May, implying that she is pregnant and craving a pear, requests one from the tree and Januarie, old and blind, and therefore unable to reach, is persuaded to stoop and allow May to climb onto his back herself. Here Chaucer evokes enormous pathos for the 'hoor and oolde' Januarie, soon to be cuckolded by a manipulative female figure, a clear reversal from the horrific and repulsive figure painted by the narrator in the opening presentation of the man. In the tree, May is promptly greeted by her young lover Damyan, and they begin to have sex, described by the Merchant in a particularly lewd and bold fashion: 'And sodeynly anon this Damyan / Gan pullen up the smok, and in he throng.' Indeed, the narrator does apologise for this explicit description, addressing the pilgrims saying: 'Ladyes, I prey yow that ye be nat wrooth; I kan nat glose, I am a rude man --'

Two Gods are, at this moment, watching the adultery: husband and wife Pluto and Proserpina. They begin a passionate argument about the scene, in which Pluto condemns women's morality. He decides that he will grant Januarie his sight back, but Proserpina will grant May the ability to talk her way out of the situation, saying, "I swere / That I shal yeven hire suffisant answere / And all wommen after, for hir sake; / That, though they shulle hemself excuse, / And bere hem doun that wolden hem excuse, / For lak of answere noon of hem shall dien."Indeed, Proserpina's promise that 'alle wommen after' should be able to excuse themselves easily from their treachery, can be seen as a distinctly anti-feminist comment from the narrator, or perhaps even from Chaucer himself. These presentations of these two characters and their quarrel crystallises many elements of the tale, namely the argument between man and woman and the religious confusion in the tale which calls of both the classical gods and the Christian one. Indeed the presence of particular gods has individual relevance when related to this tale: as the classical myth tells, Proserpina, a young and much loved Goddess, was stolen and held captive by Pluto, the King of the Underworld, who forced her to marry him.

Januarie regains his sight – via Pluto's intervention – just in time to see his wife and Damyan engaged in intercourse, but May successfully convinces him that his eyesight is deceiving him because it has only just been restored and that she is only 'struggling with a man' because she was told this would get Januarie's sight back.

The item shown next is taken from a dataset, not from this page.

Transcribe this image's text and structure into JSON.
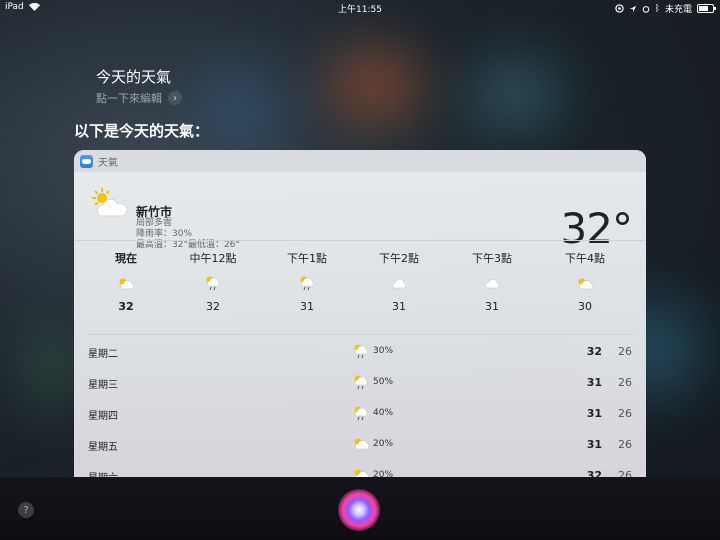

The tale ends rather unexpectedly: the fooled Januarie and May continue to live happily. However, Chaucer does not end the tale entirely happily: a darker suggestion is there, as May tells Januarie that he may be mistaken on many more occasions ('Ther may ful many a sighte yow bigile'), indicating that, perhaps, her infidelity will not stop there. Conforming with the wider symbolism in the tale of spring triumphing over winter (May over January), the conclusion supports the unimportance of Damyan (whose name has no seasonal context): he only has two lines of direct speech in the tale, and at the end is utterly forgotten, even by the Merchant.

The Fabliau debate[edit]

One question that splits critics is whether the Merchant's tale is a fabliau. Typically a description for a tale of carnal lust and frivolous bed-hopping, some would argue that especially the latter half of the tale, where Damyan and May make love in the tree with the blind Januarie at the foot of the tree, represents fabliau. Derek Pearsall, for example, is in favour of this view. Some critics, such as Maurice Hussey, feel that Chaucer offers a great deal more sophistication and philosophical insight to put this on a level above fabliau.

Sources and variants[edit]

Similar tales are Boccaccio's Story of Lydia and Pyrrhus[1] and The Simpleton Husband from One Thousand and One Nights.[4] Book IV of The Masnavi of Rumi contains another pear tree story.[5]

See also[edit]

Notes[edit]

  1. ^ a b The ninth tale of Book VII of the Decameron. See Summary of Decameron tales
  2. ^ Larry D. Benson, The Riverside Chaucer, 1987: 600
  3. ^ The Merchant's Prologue and Tale, Edited Sheila Innes, Cambridge Chaucer, Cambridge University Press, 2007
  4. ^ These and other tales of this type are given at http://www.pitt.edu/~dash/type1423.html
  5. ^ See http://en.wikisource.org/wiki/Masnavi_I_Ma%27navi/Book_IV#STORY_IX._The_Mule_and_the_Camel.

External links[edit]